Game Development Stack Exchange is a question and answer site for professional and independent game developers. Join them; it only takes a minute:

Sign up
Here's how it works:
  1. Anybody can ask a question
  2. Anybody can answer
  3. The best answers are voted up and rise to the top

After I have a linked program, and thinking about defensive programming, should I delete and detach the shaders used to link this program?

If yes, is that going to free any resources? Or do these shader objects only going to be freed after a glDeleteProgram call?

edit: Just for clarification what I am doing is (which is consistent with the answer):

glCreateShader -> glShaderSource -> glCompileShader -> glCreateProgram -> glAttachShader -> glLinkProgram -> glDetachShader -> glDeleteShader -> draw using this shader program -> and when I don't need this shader anymore glDeleteProgram

share|improve this question
up vote 36 down vote accepted

Yes, you should always do this. I didn't find out about this until just recently, but a shader won't actually be deleted by glDeleteShader until it's been detached. It's mentioned on the man page for glDetachShader

EDIT: Almost missed the bit about deleting the shaders too. Yes, you should do this as it frees up the memory used to store the shader source and unlinked object code. This is explained in more detail in this StackOverflow question.

share|improve this answer
+1 and it also makes cleanup easier as you've only one object to track and glDelete. – Le Comte du Merde-fou Jan 28 '13 at 0:46

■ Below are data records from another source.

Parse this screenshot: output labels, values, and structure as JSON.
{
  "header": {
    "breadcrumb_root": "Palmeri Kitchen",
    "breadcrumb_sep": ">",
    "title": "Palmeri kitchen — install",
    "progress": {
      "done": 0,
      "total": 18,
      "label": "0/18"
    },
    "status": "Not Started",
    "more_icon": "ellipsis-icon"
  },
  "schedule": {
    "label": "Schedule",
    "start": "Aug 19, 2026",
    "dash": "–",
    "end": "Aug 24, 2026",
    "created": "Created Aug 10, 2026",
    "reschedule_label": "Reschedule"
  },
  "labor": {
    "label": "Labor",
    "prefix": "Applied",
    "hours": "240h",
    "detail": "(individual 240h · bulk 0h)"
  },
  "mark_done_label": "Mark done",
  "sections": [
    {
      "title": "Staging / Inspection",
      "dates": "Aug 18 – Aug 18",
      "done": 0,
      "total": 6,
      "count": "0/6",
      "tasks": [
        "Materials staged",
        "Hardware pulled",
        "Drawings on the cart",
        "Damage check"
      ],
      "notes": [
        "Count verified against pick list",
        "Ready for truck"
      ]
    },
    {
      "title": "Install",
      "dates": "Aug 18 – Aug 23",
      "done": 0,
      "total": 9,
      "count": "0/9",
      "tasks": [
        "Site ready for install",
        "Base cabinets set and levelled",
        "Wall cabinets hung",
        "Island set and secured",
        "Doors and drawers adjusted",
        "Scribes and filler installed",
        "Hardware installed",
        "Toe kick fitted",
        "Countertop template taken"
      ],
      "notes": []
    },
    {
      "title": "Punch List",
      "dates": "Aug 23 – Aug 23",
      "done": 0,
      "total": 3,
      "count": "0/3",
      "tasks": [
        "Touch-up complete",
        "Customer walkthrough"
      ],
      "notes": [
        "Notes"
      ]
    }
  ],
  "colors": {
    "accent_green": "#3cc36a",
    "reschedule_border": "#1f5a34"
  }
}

The order is right, but you do not really need to deattach the shaders, because calling glDeleteProgram does that for you with all attached shaders and then they are automaticaly deleted (if they were flagged for deletion with glDeleteShader func) .

Reference: .

share|improve this answer
Shader objects take up a lot of memory compared to each program. It's better to delete them after you're done compiling your programs and have more memory available for more important things. – Robert Rouhani Sep 9 '13 at 15:06

Your Answer


By posting your answer, you agree to the privacy policy and terms of service.

Not the answer you're looking for? Browse other questions tagged or ask your own question.